Knives were very important items for the Cretans, not only to use but also to display as status symbols and show your ability to defend yourself. There are several traditional knives shops left in Chania, some surprisingly not yet discovered by mainstream tourism. A few of these shops are located on Sifaka Street, along the Byzantine fortication of the Old Town.
Chania has long been famous for its leather handicrafts, mainly its tough traditional
Cretan boots. The shoemaker street Skridlof, off Halidon Street has now grown
into a tourist leather bazaar and its visit has become a must on organized
tours of Chania. The quality of the work on offer has of course declined but
it may be said in fairness that you can still find good quality work at good
prices (lots of competition!) and even some real bargains around the end of
the tourist season.
It is still possible to have boots made-to-measure but not during the tourist season as they are far too busy producing the standard stuff: sandals, belts, leather bags etc. If you can find a shoemaker willing to make you a pair of boots expect to have to wait at least a week for the work to be done.
Apart from the stalls some more upmarket leather shops have also opened in the "Leather lane" as well as elsewhere, and you can find some good bags, belts and other leather items at very keen prices.
There are only two villages left in Crete where the traditional earthenware "pithoi" are made. These enormous food storage jars have been made since Minoan times. Due to the dwindling demand for such items most potters started producing ceramic items for everyday use and are now forced to work almost exclusively for the tourist industry. You will find some good items, with the shiny dark blue glaze of Cretan ceramics. The glaze should be hard enough not to scratch under the blade of a knife. You will also find a lot of kitsch.

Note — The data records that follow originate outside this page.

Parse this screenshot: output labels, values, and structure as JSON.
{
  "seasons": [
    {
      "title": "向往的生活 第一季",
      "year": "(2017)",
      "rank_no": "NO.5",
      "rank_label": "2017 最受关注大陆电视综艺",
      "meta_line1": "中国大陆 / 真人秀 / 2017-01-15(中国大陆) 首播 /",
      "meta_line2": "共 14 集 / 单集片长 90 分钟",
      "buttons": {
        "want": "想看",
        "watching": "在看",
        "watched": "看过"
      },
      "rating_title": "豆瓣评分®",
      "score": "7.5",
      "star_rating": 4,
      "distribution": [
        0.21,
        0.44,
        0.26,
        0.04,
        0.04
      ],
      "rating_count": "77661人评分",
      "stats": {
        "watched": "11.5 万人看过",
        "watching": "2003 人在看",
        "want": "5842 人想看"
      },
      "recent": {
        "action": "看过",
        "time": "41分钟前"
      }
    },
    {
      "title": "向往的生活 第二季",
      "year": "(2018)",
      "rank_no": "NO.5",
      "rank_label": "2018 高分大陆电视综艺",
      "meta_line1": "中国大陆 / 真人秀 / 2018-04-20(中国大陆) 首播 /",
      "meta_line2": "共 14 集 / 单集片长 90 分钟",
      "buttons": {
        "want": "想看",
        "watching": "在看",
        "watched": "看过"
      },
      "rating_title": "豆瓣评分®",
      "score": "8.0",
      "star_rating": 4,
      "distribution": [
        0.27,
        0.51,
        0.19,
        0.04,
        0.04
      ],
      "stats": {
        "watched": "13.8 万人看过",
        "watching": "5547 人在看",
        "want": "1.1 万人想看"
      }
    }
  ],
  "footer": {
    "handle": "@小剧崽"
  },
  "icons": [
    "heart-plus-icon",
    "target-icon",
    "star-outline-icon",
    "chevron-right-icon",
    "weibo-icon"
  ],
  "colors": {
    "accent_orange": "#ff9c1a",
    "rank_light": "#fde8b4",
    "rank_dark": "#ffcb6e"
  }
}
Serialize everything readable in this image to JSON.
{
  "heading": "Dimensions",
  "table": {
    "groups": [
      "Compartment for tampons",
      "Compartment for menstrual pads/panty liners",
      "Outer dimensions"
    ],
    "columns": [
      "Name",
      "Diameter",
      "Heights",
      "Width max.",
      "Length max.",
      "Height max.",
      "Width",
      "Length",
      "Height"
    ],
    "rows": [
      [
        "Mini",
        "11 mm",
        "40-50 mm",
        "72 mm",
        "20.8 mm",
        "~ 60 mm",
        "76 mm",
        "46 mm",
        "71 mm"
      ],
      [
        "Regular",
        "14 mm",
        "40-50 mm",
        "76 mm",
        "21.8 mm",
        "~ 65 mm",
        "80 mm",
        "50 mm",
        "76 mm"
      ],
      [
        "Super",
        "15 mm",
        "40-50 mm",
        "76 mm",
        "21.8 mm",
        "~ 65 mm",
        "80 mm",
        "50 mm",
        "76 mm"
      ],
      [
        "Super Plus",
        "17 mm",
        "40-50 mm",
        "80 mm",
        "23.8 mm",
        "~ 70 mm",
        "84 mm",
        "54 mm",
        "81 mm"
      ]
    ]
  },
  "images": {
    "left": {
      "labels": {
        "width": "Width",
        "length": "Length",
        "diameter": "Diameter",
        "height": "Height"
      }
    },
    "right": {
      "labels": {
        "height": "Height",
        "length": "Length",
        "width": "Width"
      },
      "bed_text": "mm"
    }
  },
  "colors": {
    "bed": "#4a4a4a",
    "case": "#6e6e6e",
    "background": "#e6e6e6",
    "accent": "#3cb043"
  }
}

This type of work is more common in Central Crete but there are a few good shops in the Topanas area of the old town of Chania where you can find good quality items.
Both Rethymnon and Chania have a multitude of jewellery shops and the intense competition keeps the prices fairly low. A lot of it is mass-produced (in Greece and abroad) but there are also a few shops with quality handmade or hand-picked items.